- [EXERCISE DESCRIPTION]: Among the entries, which lines carry the string "Edit"? Copy every one.

* * *

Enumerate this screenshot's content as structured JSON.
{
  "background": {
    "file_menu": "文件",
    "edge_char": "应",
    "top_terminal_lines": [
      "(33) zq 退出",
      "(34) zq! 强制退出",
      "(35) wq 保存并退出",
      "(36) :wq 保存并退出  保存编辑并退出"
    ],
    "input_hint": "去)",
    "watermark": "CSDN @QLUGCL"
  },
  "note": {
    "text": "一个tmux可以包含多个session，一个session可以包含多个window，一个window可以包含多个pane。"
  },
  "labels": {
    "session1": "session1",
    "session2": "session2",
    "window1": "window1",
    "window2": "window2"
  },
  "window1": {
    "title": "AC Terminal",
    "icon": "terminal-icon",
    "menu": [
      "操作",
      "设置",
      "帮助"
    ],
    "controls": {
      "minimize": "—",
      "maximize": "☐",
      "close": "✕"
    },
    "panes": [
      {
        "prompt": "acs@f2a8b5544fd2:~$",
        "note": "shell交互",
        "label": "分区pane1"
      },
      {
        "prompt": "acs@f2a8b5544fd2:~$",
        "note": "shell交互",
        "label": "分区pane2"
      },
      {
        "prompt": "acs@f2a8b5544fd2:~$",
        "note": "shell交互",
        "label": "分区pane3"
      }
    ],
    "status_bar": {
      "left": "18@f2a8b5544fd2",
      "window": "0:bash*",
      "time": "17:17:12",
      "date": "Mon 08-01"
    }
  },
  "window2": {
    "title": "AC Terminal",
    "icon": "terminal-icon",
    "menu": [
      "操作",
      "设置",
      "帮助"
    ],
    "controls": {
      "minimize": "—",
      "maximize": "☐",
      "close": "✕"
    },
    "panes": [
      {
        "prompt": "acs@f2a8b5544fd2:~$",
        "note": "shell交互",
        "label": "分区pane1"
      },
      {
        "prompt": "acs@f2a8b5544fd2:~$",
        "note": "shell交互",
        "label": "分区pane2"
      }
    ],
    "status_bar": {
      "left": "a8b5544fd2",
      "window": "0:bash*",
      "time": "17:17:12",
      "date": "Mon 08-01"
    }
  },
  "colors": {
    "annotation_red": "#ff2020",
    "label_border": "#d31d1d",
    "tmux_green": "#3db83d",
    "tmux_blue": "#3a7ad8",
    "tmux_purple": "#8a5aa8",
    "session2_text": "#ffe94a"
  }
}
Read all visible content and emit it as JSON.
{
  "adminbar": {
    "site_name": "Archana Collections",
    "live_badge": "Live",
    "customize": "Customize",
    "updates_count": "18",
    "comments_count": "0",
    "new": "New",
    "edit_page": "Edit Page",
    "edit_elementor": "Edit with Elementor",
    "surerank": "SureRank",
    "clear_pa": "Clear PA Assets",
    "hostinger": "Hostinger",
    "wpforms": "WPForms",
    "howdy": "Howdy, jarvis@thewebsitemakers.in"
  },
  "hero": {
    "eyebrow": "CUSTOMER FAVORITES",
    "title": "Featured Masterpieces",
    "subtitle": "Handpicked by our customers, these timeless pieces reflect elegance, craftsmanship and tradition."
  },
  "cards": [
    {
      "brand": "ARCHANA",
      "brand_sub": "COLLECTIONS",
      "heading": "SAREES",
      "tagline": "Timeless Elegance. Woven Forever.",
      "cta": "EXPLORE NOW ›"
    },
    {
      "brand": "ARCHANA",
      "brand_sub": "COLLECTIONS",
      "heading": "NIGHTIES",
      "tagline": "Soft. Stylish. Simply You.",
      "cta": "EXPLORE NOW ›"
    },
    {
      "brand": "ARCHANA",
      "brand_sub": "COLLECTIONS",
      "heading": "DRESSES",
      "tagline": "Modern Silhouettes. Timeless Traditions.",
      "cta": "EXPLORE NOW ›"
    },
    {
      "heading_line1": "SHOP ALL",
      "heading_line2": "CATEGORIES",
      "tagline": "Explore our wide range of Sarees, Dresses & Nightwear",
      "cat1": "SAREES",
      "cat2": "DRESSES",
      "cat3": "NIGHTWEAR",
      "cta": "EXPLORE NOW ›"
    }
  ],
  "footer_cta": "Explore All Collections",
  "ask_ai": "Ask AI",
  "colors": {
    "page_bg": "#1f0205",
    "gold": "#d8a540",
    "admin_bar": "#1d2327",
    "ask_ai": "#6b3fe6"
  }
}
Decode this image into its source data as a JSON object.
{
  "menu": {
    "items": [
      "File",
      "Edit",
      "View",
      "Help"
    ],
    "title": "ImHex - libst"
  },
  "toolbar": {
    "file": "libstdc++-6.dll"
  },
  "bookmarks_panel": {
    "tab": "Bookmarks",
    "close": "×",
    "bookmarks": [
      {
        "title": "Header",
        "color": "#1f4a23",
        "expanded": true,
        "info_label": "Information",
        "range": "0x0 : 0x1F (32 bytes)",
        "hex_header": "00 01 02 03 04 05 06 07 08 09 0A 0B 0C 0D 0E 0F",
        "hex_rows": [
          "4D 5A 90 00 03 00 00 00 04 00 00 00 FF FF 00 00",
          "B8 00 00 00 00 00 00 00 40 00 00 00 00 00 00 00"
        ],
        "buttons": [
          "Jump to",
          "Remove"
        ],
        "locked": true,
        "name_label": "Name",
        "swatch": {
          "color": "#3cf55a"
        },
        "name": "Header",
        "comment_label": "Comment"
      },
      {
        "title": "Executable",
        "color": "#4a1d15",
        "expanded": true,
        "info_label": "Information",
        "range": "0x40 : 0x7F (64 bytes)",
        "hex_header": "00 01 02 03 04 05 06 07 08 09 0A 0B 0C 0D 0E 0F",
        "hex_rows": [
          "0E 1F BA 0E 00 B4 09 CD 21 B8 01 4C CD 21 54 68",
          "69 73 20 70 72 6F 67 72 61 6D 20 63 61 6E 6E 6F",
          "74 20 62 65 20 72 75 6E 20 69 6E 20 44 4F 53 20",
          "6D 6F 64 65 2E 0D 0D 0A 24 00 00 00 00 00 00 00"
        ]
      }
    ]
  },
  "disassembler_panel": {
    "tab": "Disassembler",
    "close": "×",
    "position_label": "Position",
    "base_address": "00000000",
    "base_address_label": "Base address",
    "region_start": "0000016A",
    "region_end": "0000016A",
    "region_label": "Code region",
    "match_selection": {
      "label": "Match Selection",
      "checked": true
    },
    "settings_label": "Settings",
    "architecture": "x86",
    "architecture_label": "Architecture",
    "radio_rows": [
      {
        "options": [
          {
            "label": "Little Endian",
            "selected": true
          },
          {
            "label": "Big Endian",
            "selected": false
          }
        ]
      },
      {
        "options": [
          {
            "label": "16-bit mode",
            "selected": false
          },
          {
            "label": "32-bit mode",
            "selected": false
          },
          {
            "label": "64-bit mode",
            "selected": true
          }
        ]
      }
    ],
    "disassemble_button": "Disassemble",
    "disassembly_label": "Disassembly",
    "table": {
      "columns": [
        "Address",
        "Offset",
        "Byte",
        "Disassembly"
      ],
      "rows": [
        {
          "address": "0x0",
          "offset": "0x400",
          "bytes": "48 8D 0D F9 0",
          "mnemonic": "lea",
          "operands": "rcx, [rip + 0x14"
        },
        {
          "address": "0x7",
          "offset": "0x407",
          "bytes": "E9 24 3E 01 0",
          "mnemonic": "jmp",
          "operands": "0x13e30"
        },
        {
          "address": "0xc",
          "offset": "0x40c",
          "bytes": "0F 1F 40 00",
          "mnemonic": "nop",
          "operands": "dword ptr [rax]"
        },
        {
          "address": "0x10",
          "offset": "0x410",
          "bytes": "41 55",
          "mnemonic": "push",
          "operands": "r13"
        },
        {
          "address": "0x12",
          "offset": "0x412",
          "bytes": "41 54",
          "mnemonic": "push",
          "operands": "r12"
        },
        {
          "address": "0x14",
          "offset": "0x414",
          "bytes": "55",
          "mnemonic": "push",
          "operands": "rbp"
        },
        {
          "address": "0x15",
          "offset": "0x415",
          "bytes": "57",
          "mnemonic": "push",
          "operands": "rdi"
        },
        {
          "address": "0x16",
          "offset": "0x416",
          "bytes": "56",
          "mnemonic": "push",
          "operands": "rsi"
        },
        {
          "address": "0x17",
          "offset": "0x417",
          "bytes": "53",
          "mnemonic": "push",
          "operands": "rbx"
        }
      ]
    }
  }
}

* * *

- [WRITTEN SOLUTION]:
    "edit_page": "Edit Page",
    "edit_elementor": "Edit with Elementor",
      "Edit",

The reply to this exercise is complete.